_Task item_
The whole listing that follows is to be restated word for word, images excluded.
─── Records
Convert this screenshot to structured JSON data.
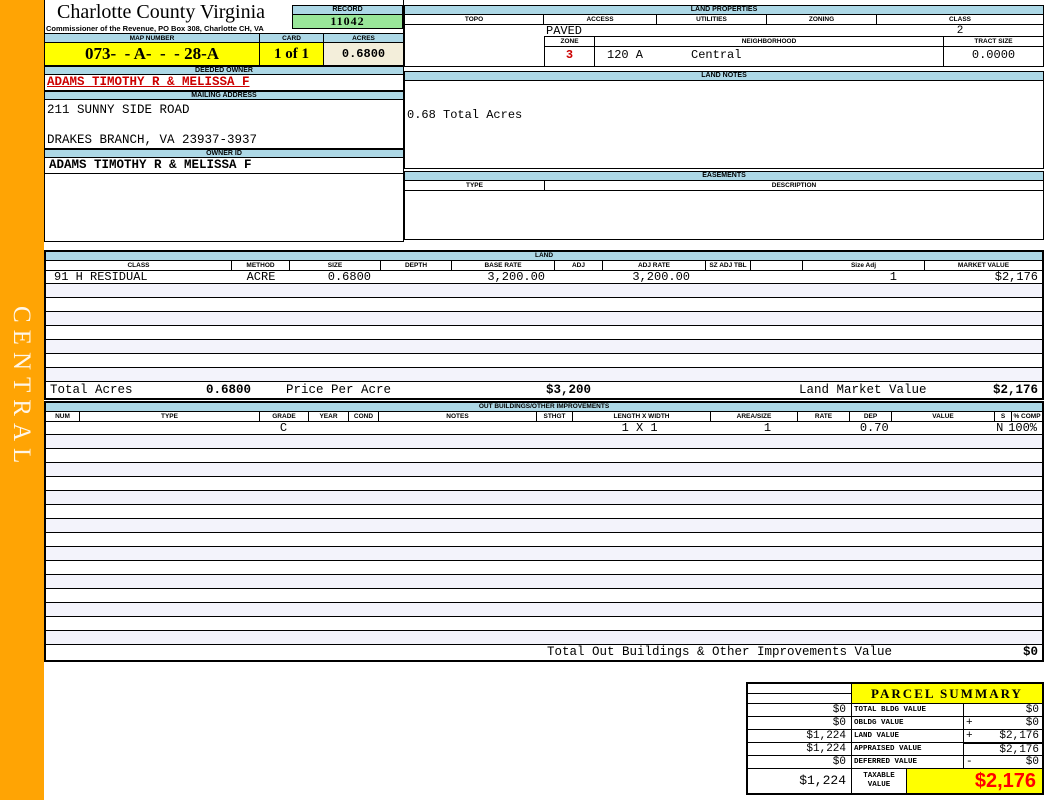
{
  "header": {
    "county": "Charlotte County Virginia",
    "commissioner": "Commissioner of the Revenue, PO Box 308, Charlotte CH, VA",
    "record_label": "RECORD",
    "record_value": "11042",
    "map_number_label": "MAP NUMBER",
    "map_number_value": "073-  - A-  -  - 28-A",
    "card_label": "CARD",
    "card_value": "1 of 1",
    "acres_label": "ACRES",
    "acres_value": "0.6800"
  },
  "owner": {
    "deeded_owner_label": "DEEDED OWNER",
    "deeded_owner": "ADAMS TIMOTHY R & MELISSA F",
    "mailing_address_label": "MAILING ADDRESS",
    "address_line1": "211 SUNNY SIDE ROAD",
    "address_line2": "DRAKES BRANCH, VA 23937-3937",
    "owner_id_label": "OWNER ID",
    "owner_id": "ADAMS TIMOTHY R & MELISSA F"
  },
  "sidebar": {
    "district": "CENTRAL"
  },
  "land_properties": {
    "title": "LAND PROPERTIES",
    "topo_label": "TOPO",
    "access_label": "ACCESS",
    "utilities_label": "UTILITIES",
    "zoning_label": "ZONING",
    "class_label": "CLASS",
    "access_value": "PAVED",
    "class_value": "2",
    "zone_label": "ZONE",
    "neighborhood_label": "NEIGHBORHOOD",
    "tract_size_label": "TRACT SIZE",
    "zone_value": "3",
    "neighborhood_code": "120 A",
    "neighborhood_name": "Central",
    "tract_size_value": "0.0000"
  },
  "land_notes": {
    "title": "LAND NOTES",
    "note": "0.68 Total Acres"
  },
  "easements": {
    "title": "EASEMENTS",
    "type_label": "TYPE",
    "description_label": "DESCRIPTION"
  },
  "land": {
    "title": "LAND",
    "columns": [
      "CLASS",
      "METHOD",
      "SIZE",
      "DEPTH",
      "BASE RATE",
      "ADJ",
      "ADJ RATE",
      "SZ ADJ TBL",
      "",
      "Size Adj",
      "MARKET VALUE"
    ],
    "rows": [
      [
        "91 H RESIDUAL",
        "ACRE",
        "0.6800",
        "",
        "3,200.00",
        "",
        "3,200.00",
        "",
        "",
        "1",
        "$2,176"
      ]
    ],
    "totals": {
      "total_acres_label": "Total Acres",
      "total_acres": "0.6800",
      "price_per_acre_label": "Price Per Acre",
      "price_per_acre": "$3,200",
      "market_value_label": "Land Market Value",
      "market_value": "$2,176"
    }
  },
  "out_buildings": {
    "title": "OUT BUILDINGS/OTHER IMPROVEMENTS",
    "columns": [
      "NUM",
      "TYPE",
      "GRADE",
      "YEAR",
      "COND",
      "NOTES",
      "STHGT",
      "LENGTH X WIDTH",
      "AREA/SIZE",
      "RATE",
      "DEP",
      "VALUE",
      "S",
      "% COMP"
    ],
    "rows": [
      [
        "",
        "",
        "C",
        "",
        "",
        "",
        "",
        "1 X 1",
        "1",
        "",
        "0.70",
        "",
        "N",
        "100%"
      ]
    ],
    "total_label": "Total Out Buildings & Other Improvements Value",
    "total_value": "$0"
  },
  "parcel_summary": {
    "title": "PARCEL SUMMARY",
    "rows": [
      {
        "prior": "$0",
        "label": "TOTAL BLDG VALUE",
        "op": "",
        "value": "$0"
      },
      {
        "prior": "$0",
        "label": "OBLDG VALUE",
        "op": "+",
        "value": "$0"
      },
      {
        "prior": "$1,224",
        "label": "LAND VALUE",
        "op": "+",
        "value": "$2,176"
      },
      {
        "prior": "$1,224",
        "label": "APPRAISED VALUE",
        "op": "",
        "value": "$2,176"
      },
      {
        "prior": "$0",
        "label": "DEFERRED VALUE",
        "op": "-",
        "value": "$0"
      }
    ],
    "taxable": {
      "prior": "$1,224",
      "label": "TAXABLE VALUE",
      "value": "$2,176"
    }
  },
  "colors": {
    "accent_blue": "#ADD8E6",
    "record_green": "#99E699",
    "highlight_yellow": "#FFFF00",
    "acres_beige": "#F3EEDA",
    "sidebar_orange": "#FFA404",
    "owner_red": "#CC0000",
    "taxable_red": "#FF0000",
    "alt_row": "#F3F3FB"
  }
}
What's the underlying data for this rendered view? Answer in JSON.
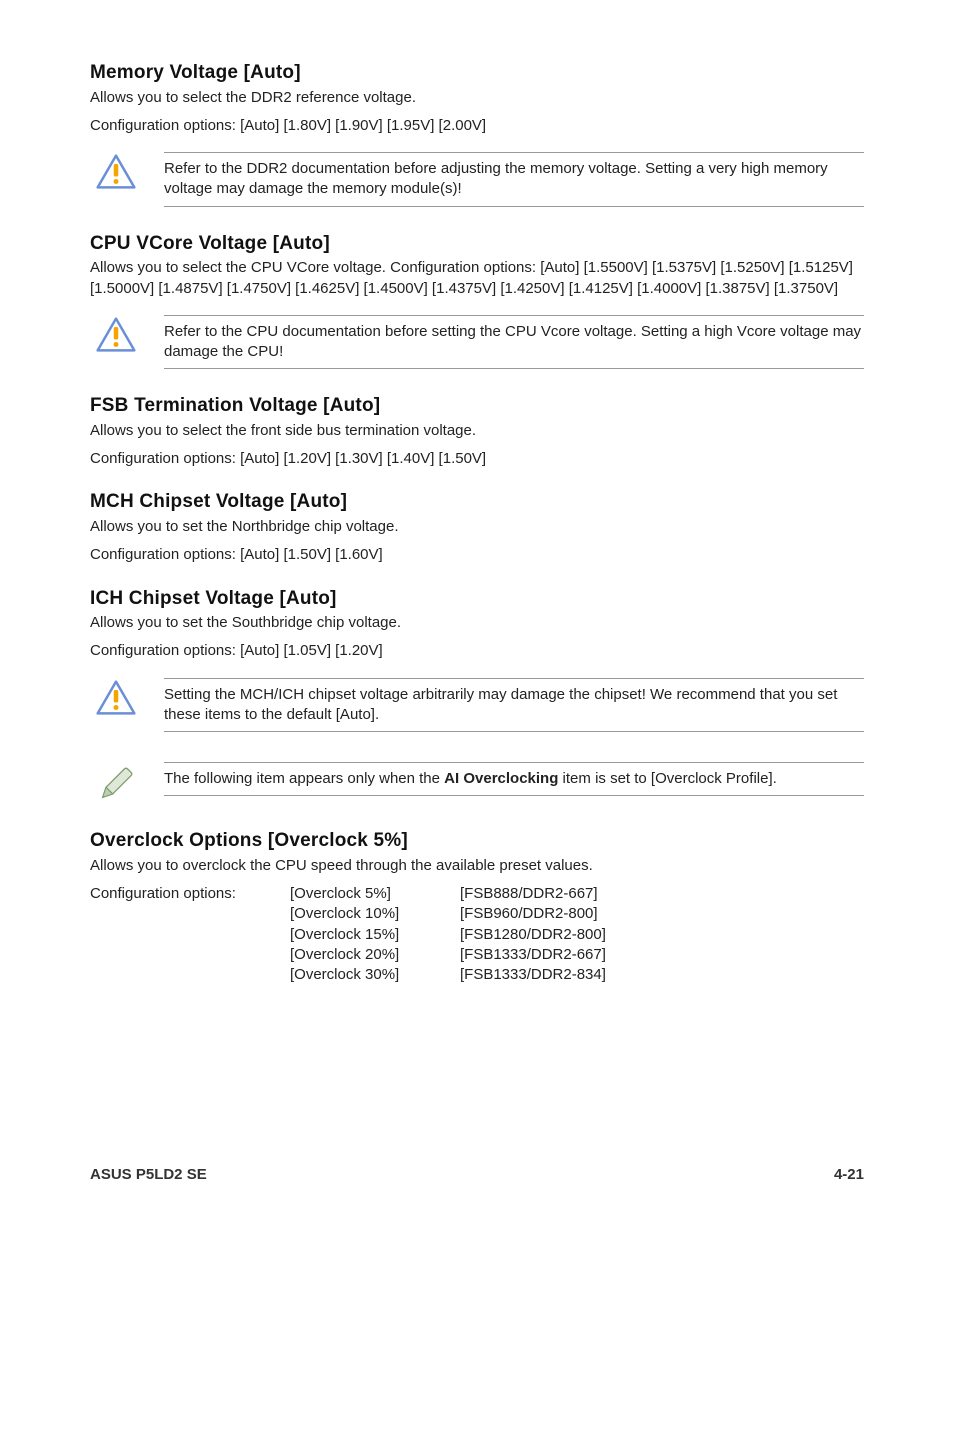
{
  "sections": {
    "memory": {
      "title": "Memory Voltage [Auto]",
      "body1": "Allows you to select the DDR2 reference voltage.",
      "body2": "Configuration options: [Auto] [1.80V] [1.90V] [1.95V] [2.00V]",
      "callout": "Refer to the DDR2 documentation before adjusting the memory voltage. Setting a very high memory voltage may damage the memory module(s)!"
    },
    "cpu": {
      "title": "CPU VCore Voltage [Auto]",
      "body1": "Allows you to select the CPU VCore voltage. Configuration options: [Auto] [1.5500V] [1.5375V] [1.5250V] [1.5125V] [1.5000V] [1.4875V] [1.4750V] [1.4625V] [1.4500V] [1.4375V] [1.4250V] [1.4125V] [1.4000V] [1.3875V] [1.3750V]",
      "callout": "Refer to the CPU documentation before setting the CPU Vcore voltage. Setting a high Vcore voltage may damage the CPU!"
    },
    "fsb": {
      "title": "FSB Termination Voltage [Auto]",
      "body1": "Allows you to select the front side bus termination voltage.",
      "body2": "Configuration options: [Auto] [1.20V] [1.30V] [1.40V] [1.50V]"
    },
    "mch": {
      "title": "MCH Chipset Voltage [Auto]",
      "body1": "Allows you to set the Northbridge chip voltage.",
      "body2": "Configuration options: [Auto] [1.50V] [1.60V]"
    },
    "ich": {
      "title": "ICH Chipset Voltage [Auto]",
      "body1": "Allows you to set the Southbridge chip voltage.",
      "body2": "Configuration options: [Auto] [1.05V] [1.20V]",
      "callout_warn": "Setting the MCH/ICH chipset voltage arbitrarily may damage the chipset! We recommend that you set these items to the default [Auto].",
      "callout_note_pre": "The following item appears only when the ",
      "callout_note_bold": "AI Overclocking",
      "callout_note_post": " item is set to [Overclock Profile]."
    },
    "overclock": {
      "title": "Overclock Options [Overclock 5%]",
      "body1": "Allows you to overclock the CPU speed through the available preset values.",
      "table_label": "Configuration options:",
      "rows": [
        {
          "c1": "[Overclock   5%]",
          "c2": "[FSB888/DDR2-667]"
        },
        {
          "c1": "[Overclock 10%]",
          "c2": "[FSB960/DDR2-800]"
        },
        {
          "c1": "[Overclock 15%]",
          "c2": "[FSB1280/DDR2-800]"
        },
        {
          "c1": "[Overclock 20%]",
          "c2": "[FSB1333/DDR2-667]"
        },
        {
          "c1": "[Overclock 30%]",
          "c2": "[FSB1333/DDR2-834]"
        }
      ]
    }
  },
  "footer": {
    "left": "ASUS P5LD2 SE",
    "right": "4-21"
  }
}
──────
_Solution_
Convert this screenshot to structured JSON data.
{
  "header": {
    "county": "Charlotte County Virginia",
    "commissioner": "Commissioner of the Revenue, PO Box 308, Charlotte CH, VA",
    "record_label": "RECORD",
    "record_value": "11042",
    "map_number_label": "MAP NUMBER",
    "map_number_value": "073-  - A-  -  - 28-A",
    "card_label": "CARD",
    "card_value": "1 of 1",
    "acres_label": "ACRES",
    "acres_value": "0.6800"
  },
  "owner": {
    "deeded_owner_label": "DEEDED OWNER",
    "deeded_owner": "ADAMS TIMOTHY R & MELISSA F",
    "mailing_address_label": "MAILING ADDRESS",
    "address_line1": "211 SUNNY SIDE ROAD",
    "address_line2": "DRAKES BRANCH, VA 23937-3937",
    "owner_id_label": "OWNER ID",
    "owner_id": "ADAMS TIMOTHY R & MELISSA F"
  },
  "sidebar": {
    "district": "CENTRAL"
  },
  "land_properties": {
    "title": "LAND PROPERTIES",
    "topo_label": "TOPO",
    "access_label": "ACCESS",
    "utilities_label": "UTILITIES",
    "zoning_label": "ZONING",
    "class_label": "CLASS",
    "access_value": "PAVED",
    "class_value": "2",
    "zone_label": "ZONE",
    "neighborhood_label": "NEIGHBORHOOD",
    "tract_size_label": "TRACT SIZE",
    "zone_value": "3",
    "neighborhood_code": "120 A",
    "neighborhood_name": "Central",
    "tract_size_value": "0.0000"
  },
  "land_notes": {
    "title": "LAND NOTES",
    "note": "0.68 Total Acres"
  },
  "easements": {
    "title": "EASEMENTS",
    "type_label": "TYPE",
    "description_label": "DESCRIPTION"
  },
  "land": {
    "title": "LAND",
    "columns": [
      "CLASS",
      "METHOD",
      "SIZE",
      "DEPTH",
      "BASE RATE",
      "ADJ",
      "ADJ RATE",
      "SZ ADJ TBL",
      "",
      "Size Adj",
      "MARKET VALUE"
    ],
    "rows": [
      [
        "91 H RESIDUAL",
        "ACRE",
        "0.6800",
        "",
        "3,200.00",
        "",
        "3,200.00",
        "",
        "",
        "1",
        "$2,176"
      ]
    ],
    "totals": {
      "total_acres_label": "Total Acres",
      "total_acres": "0.6800",
      "price_per_acre_label": "Price Per Acre",
      "price_per_acre": "$3,200",
      "market_value_label": "Land Market Value",
      "market_value": "$2,176"
    }
  },
  "out_buildings": {
    "title": "OUT BUILDINGS/OTHER IMPROVEMENTS",
    "columns": [
      "NUM",
      "TYPE",
      "GRADE",
      "YEAR",
      "COND",
      "NOTES",
      "STHGT",
      "LENGTH X WIDTH",
      "AREA/SIZE",
      "RATE",
      "DEP",
      "VALUE",
      "S",
      "% COMP"
    ],
    "rows": [
      [
        "",
        "",
        "C",
        "",
        "",
        "",
        "",
        "1 X 1",
        "1",
        "",
        "0.70",
        "",
        "N",
        "100%"
      ]
    ],
    "total_label": "Total Out Buildings & Other Improvements Value",
    "total_value": "$0"
  },
  "parcel_summary": {
    "title": "PARCEL SUMMARY",
    "rows": [
      {
        "prior": "$0",
        "label": "TOTAL BLDG VALUE",
        "op": "",
        "value": "$0"
      },
      {
        "prior": "$0",
        "label": "OBLDG VALUE",
        "op": "+",
        "value": "$0"
      },
      {
        "prior": "$1,224",
        "label": "LAND VALUE",
        "op": "+",
        "value": "$2,176"
      },
      {
        "prior": "$1,224",
        "label": "APPRAISED VALUE",
        "op": "",
        "value": "$2,176"
      },
      {
        "prior": "$0",
        "label": "DEFERRED VALUE",
        "op": "-",
        "value": "$0"
      }
    ],
    "taxable": {
      "prior": "$1,224",
      "label": "TAXABLE VALUE",
      "value": "$2,176"
    }
  },
  "colors": {
    "accent_blue": "#ADD8E6",
    "record_green": "#99E699",
    "highlight_yellow": "#FFFF00",
    "acres_beige": "#F3EEDA",
    "sidebar_orange": "#FFA404",
    "owner_red": "#CC0000",
    "taxable_red": "#FF0000",
    "alt_row": "#F3F3FB"
  }
}
What's the underlying data for this rendered view? Answer in JSON.
{
  "sections": {
    "memory": {
      "title": "Memory Voltage [Auto]",
      "body1": "Allows you to select the DDR2 reference voltage.",
      "body2": "Configuration options: [Auto] [1.80V] [1.90V] [1.95V] [2.00V]",
      "callout": "Refer to the DDR2 documentation before adjusting the memory voltage. Setting a very high memory voltage may damage the memory module(s)!"
    },
    "cpu": {
      "title": "CPU VCore Voltage [Auto]",
      "body1": "Allows you to select the CPU VCore voltage. Configuration options: [Auto] [1.5500V] [1.5375V] [1.5250V] [1.5125V] [1.5000V] [1.4875V] [1.4750V] [1.4625V] [1.4500V] [1.4375V] [1.4250V] [1.4125V] [1.4000V] [1.3875V] [1.3750V]",
      "callout": "Refer to the CPU documentation before setting the CPU Vcore voltage. Setting a high Vcore voltage may damage the CPU!"
    },
    "fsb": {
      "title": "FSB Termination Voltage [Auto]",
      "body1": "Allows you to select the front side bus termination voltage.",
      "body2": "Configuration options: [Auto] [1.20V] [1.30V] [1.40V] [1.50V]"
    },
    "mch": {
      "title": "MCH Chipset Voltage [Auto]",
      "body1": "Allows you to set the Northbridge chip voltage.",
      "body2": "Configuration options: [Auto] [1.50V] [1.60V]"
    },
    "ich": {
      "title": "ICH Chipset Voltage [Auto]",
      "body1": "Allows you to set the Southbridge chip voltage.",
      "body2": "Configuration options: [Auto] [1.05V] [1.20V]",
      "callout_warn": "Setting the MCH/ICH chipset voltage arbitrarily may damage the chipset! We recommend that you set these items to the default [Auto].",
      "callout_note_pre": "The following item appears only when the ",
      "callout_note_bold": "AI Overclocking",
      "callout_note_post": " item is set to [Overclock Profile]."
    },
    "overclock": {
      "title": "Overclock Options [Overclock 5%]",
      "body1": "Allows you to overclock the CPU speed through the available preset values.",
      "table_label": "Configuration options:",
      "rows": [
        {
          "c1": "[Overclock   5%]",
          "c2": "[FSB888/DDR2-667]"
        },
        {
          "c1": "[Overclock 10%]",
          "c2": "[FSB960/DDR2-800]"
        },
        {
          "c1": "[Overclock 15%]",
          "c2": "[FSB1280/DDR2-800]"
        },
        {
          "c1": "[Overclock 20%]",
          "c2": "[FSB1333/DDR2-667]"
        },
        {
          "c1": "[Overclock 30%]",
          "c2": "[FSB1333/DDR2-834]"
        }
      ]
    }
  },
  "footer": {
    "left": "ASUS P5LD2 SE",
    "right": "4-21"
  }
}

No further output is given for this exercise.